> **Prompt**: Retype all entries exactly, skipping pictures.

Material supplied below:

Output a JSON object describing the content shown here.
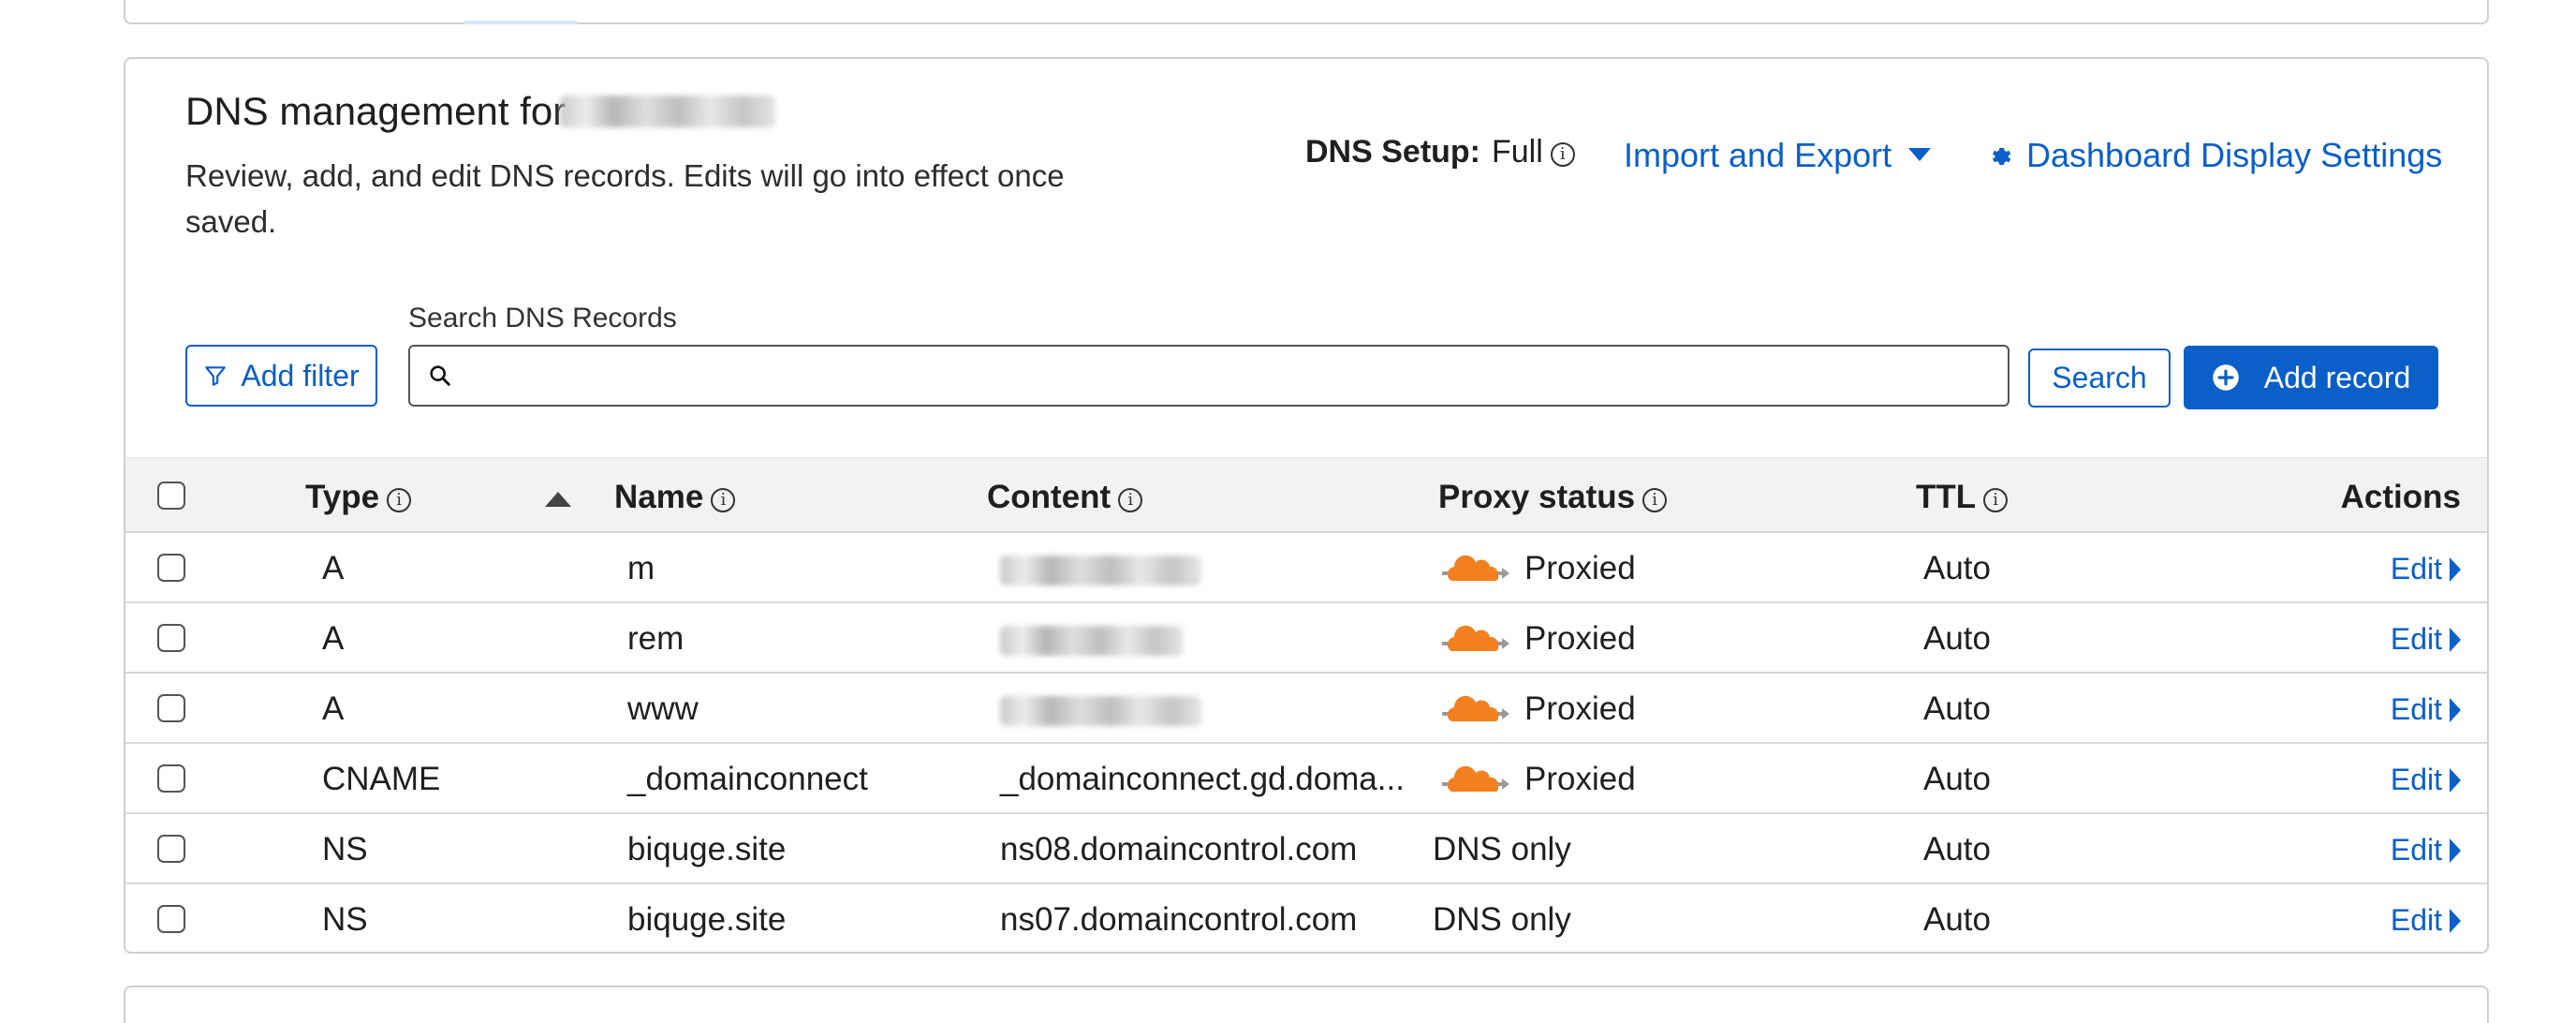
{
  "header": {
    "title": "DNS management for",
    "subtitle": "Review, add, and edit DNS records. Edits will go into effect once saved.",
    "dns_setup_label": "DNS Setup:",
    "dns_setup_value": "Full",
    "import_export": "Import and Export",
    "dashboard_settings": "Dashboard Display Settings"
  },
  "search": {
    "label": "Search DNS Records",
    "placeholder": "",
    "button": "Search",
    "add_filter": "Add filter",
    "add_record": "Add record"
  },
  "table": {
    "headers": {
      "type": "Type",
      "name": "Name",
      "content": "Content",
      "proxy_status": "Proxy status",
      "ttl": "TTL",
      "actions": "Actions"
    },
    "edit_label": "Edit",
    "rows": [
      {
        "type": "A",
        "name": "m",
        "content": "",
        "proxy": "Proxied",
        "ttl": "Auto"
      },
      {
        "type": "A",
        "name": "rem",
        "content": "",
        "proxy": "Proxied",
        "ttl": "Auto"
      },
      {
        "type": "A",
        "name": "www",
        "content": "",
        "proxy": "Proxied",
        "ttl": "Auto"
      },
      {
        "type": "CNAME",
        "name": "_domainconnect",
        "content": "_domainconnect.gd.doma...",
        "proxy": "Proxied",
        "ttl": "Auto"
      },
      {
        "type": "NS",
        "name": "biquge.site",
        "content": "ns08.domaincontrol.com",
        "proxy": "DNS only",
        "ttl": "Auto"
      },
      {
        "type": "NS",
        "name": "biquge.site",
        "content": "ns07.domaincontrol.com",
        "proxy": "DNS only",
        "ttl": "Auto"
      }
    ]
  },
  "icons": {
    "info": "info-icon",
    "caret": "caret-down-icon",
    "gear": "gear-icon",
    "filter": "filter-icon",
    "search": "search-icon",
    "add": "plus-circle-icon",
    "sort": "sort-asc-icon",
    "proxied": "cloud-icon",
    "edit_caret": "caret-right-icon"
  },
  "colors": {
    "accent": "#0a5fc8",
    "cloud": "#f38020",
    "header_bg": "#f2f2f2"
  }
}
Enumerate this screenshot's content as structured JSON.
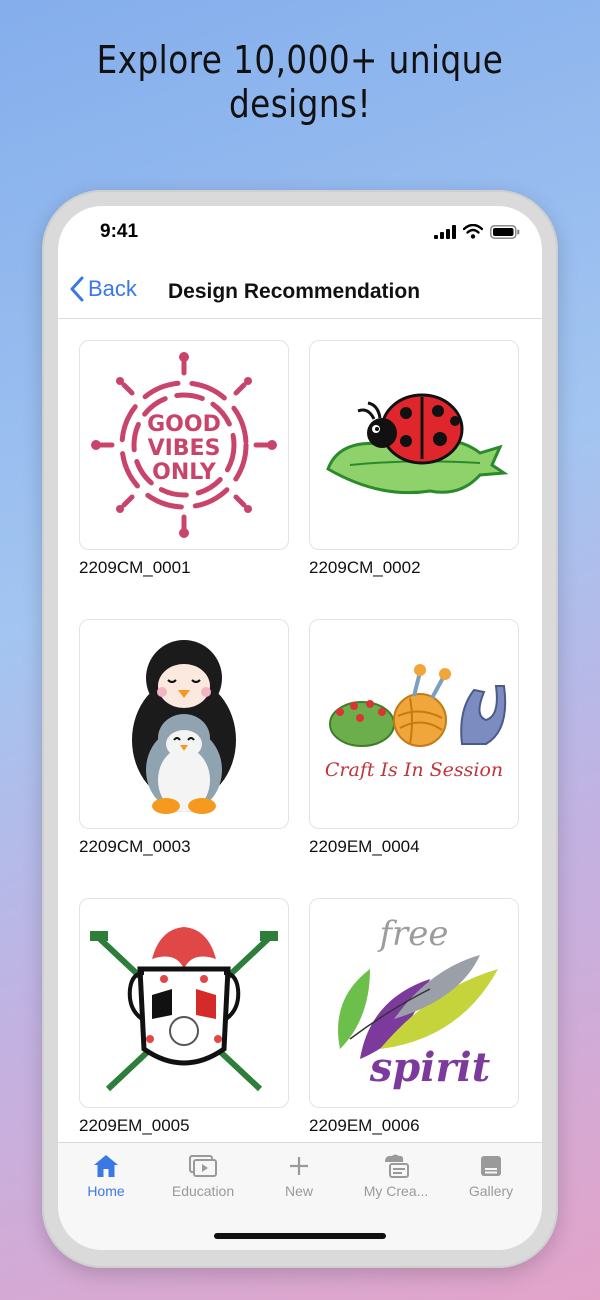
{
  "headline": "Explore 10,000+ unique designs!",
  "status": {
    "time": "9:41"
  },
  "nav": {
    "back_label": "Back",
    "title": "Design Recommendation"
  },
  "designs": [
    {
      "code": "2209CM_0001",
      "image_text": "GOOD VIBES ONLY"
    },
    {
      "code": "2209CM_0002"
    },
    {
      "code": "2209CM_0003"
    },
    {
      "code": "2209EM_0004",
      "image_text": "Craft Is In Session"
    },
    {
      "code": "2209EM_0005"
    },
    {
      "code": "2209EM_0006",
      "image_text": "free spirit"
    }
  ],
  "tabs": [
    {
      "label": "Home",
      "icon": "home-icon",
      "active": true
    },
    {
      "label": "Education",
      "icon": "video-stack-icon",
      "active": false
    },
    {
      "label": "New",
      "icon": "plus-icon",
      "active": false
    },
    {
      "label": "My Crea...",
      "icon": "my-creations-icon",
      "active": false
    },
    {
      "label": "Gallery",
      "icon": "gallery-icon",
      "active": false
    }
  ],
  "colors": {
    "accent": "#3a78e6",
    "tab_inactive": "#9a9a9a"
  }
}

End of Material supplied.

> **Solution to the problem**:
Output a JSON object describing the content shown here.
{
  "header": {
    "title": "DNS management for",
    "subtitle": "Review, add, and edit DNS records. Edits will go into effect once saved.",
    "dns_setup_label": "DNS Setup:",
    "dns_setup_value": "Full",
    "import_export": "Import and Export",
    "dashboard_settings": "Dashboard Display Settings"
  },
  "search": {
    "label": "Search DNS Records",
    "placeholder": "",
    "button": "Search",
    "add_filter": "Add filter",
    "add_record": "Add record"
  },
  "table": {
    "headers": {
      "type": "Type",
      "name": "Name",
      "content": "Content",
      "proxy_status": "Proxy status",
      "ttl": "TTL",
      "actions": "Actions"
    },
    "edit_label": "Edit",
    "rows": [
      {
        "type": "A",
        "name": "m",
        "content": "",
        "proxy": "Proxied",
        "ttl": "Auto"
      },
      {
        "type": "A",
        "name": "rem",
        "content": "",
        "proxy": "Proxied",
        "ttl": "Auto"
      },
      {
        "type": "A",
        "name": "www",
        "content": "",
        "proxy": "Proxied",
        "ttl": "Auto"
      },
      {
        "type": "CNAME",
        "name": "_domainconnect",
        "content": "_domainconnect.gd.doma...",
        "proxy": "Proxied",
        "ttl": "Auto"
      },
      {
        "type": "NS",
        "name": "biquge.site",
        "content": "ns08.domaincontrol.com",
        "proxy": "DNS only",
        "ttl": "Auto"
      },
      {
        "type": "NS",
        "name": "biquge.site",
        "content": "ns07.domaincontrol.com",
        "proxy": "DNS only",
        "ttl": "Auto"
      }
    ]
  },
  "icons": {
    "info": "info-icon",
    "caret": "caret-down-icon",
    "gear": "gear-icon",
    "filter": "filter-icon",
    "search": "search-icon",
    "add": "plus-circle-icon",
    "sort": "sort-asc-icon",
    "proxied": "cloud-icon",
    "edit_caret": "caret-right-icon"
  },
  "colors": {
    "accent": "#0a5fc8",
    "cloud": "#f38020",
    "header_bg": "#f2f2f2"
  }
}
Enumerate this screenshot's content as structured JSON.
{
  "headline": "Explore 10,000+ unique designs!",
  "status": {
    "time": "9:41"
  },
  "nav": {
    "back_label": "Back",
    "title": "Design Recommendation"
  },
  "designs": [
    {
      "code": "2209CM_0001",
      "image_text": "GOOD VIBES ONLY"
    },
    {
      "code": "2209CM_0002"
    },
    {
      "code": "2209CM_0003"
    },
    {
      "code": "2209EM_0004",
      "image_text": "Craft Is In Session"
    },
    {
      "code": "2209EM_0005"
    },
    {
      "code": "2209EM_0006",
      "image_text": "free spirit"
    }
  ],
  "tabs": [
    {
      "label": "Home",
      "icon": "home-icon",
      "active": true
    },
    {
      "label": "Education",
      "icon": "video-stack-icon",
      "active": false
    },
    {
      "label": "New",
      "icon": "plus-icon",
      "active": false
    },
    {
      "label": "My Crea...",
      "icon": "my-creations-icon",
      "active": false
    },
    {
      "label": "Gallery",
      "icon": "gallery-icon",
      "active": false
    }
  ],
  "colors": {
    "accent": "#3a78e6",
    "tab_inactive": "#9a9a9a"
  }
}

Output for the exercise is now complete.